▶ _WHAT THIS TASK INVOLVES_:
Give back a single number: the count of lines in the data that contain the string "Disminuir".

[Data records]
....
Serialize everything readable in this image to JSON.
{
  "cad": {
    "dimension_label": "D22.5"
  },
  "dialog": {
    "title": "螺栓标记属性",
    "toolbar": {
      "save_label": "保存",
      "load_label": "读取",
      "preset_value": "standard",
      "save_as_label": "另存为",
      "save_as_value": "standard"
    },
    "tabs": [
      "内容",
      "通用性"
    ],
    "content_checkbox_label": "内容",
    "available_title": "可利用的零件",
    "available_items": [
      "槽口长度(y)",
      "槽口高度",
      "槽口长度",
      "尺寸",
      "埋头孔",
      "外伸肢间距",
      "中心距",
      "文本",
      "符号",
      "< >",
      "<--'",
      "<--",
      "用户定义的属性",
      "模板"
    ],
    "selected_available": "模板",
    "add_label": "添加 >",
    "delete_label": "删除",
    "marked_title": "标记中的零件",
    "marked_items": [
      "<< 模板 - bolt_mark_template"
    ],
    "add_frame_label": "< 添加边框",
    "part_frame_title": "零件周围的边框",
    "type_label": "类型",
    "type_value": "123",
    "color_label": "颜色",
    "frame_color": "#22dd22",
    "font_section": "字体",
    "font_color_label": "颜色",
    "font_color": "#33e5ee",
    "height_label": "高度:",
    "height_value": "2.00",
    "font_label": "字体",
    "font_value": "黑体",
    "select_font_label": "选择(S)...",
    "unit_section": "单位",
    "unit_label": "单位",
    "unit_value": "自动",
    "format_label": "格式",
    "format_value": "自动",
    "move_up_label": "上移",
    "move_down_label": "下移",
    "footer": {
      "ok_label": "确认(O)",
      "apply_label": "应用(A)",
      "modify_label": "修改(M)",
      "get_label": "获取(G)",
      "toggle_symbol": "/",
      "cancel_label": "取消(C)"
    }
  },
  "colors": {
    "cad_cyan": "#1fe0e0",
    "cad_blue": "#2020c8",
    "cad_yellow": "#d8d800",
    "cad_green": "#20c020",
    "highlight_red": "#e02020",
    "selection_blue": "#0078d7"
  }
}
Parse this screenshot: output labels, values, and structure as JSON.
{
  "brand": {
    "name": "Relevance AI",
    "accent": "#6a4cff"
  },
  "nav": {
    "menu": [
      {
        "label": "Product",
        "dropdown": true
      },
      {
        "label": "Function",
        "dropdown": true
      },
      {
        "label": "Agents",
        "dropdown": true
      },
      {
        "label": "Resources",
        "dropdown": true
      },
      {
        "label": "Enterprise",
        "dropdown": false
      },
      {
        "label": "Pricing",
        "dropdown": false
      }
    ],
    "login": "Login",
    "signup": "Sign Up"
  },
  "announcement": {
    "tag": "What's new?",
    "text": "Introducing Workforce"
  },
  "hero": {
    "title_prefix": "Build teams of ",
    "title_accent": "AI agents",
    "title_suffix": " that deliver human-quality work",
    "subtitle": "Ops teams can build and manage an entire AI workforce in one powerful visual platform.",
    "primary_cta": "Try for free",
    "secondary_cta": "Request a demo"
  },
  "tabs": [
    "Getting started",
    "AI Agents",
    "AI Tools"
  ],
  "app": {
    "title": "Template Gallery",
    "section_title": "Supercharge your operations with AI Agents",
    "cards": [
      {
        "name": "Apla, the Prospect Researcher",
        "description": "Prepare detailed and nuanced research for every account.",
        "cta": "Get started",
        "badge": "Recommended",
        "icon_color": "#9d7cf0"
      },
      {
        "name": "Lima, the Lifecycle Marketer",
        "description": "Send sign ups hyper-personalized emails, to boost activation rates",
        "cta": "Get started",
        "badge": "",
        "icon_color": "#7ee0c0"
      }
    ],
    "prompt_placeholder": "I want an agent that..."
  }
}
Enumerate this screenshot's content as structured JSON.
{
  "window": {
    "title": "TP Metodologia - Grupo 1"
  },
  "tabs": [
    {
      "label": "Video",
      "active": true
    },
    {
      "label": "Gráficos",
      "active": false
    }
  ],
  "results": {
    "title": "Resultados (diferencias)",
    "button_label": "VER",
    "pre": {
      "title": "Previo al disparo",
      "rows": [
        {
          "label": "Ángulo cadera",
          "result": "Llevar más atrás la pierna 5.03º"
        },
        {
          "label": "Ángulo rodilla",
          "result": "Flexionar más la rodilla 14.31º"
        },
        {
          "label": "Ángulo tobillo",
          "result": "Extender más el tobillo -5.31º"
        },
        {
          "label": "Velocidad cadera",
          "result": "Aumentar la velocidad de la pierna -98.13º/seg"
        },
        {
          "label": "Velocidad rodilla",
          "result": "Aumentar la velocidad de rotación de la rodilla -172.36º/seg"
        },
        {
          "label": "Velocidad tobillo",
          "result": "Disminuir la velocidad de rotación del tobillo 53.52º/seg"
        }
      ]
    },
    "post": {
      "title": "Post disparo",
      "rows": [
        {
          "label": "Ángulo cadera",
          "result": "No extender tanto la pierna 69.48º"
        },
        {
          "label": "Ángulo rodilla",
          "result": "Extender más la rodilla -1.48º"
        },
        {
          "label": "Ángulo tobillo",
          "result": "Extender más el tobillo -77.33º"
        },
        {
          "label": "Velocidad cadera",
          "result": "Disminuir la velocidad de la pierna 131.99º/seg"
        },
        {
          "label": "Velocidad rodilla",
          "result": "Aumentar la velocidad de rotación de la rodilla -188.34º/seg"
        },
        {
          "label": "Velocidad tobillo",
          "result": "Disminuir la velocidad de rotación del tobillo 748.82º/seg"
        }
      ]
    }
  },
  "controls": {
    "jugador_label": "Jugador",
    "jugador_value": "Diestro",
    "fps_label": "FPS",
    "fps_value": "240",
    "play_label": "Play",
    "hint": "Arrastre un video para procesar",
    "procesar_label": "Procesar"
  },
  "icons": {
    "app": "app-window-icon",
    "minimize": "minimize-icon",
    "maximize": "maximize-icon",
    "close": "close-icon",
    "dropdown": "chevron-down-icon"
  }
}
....
▶ _RESPONSE BELOW_:
3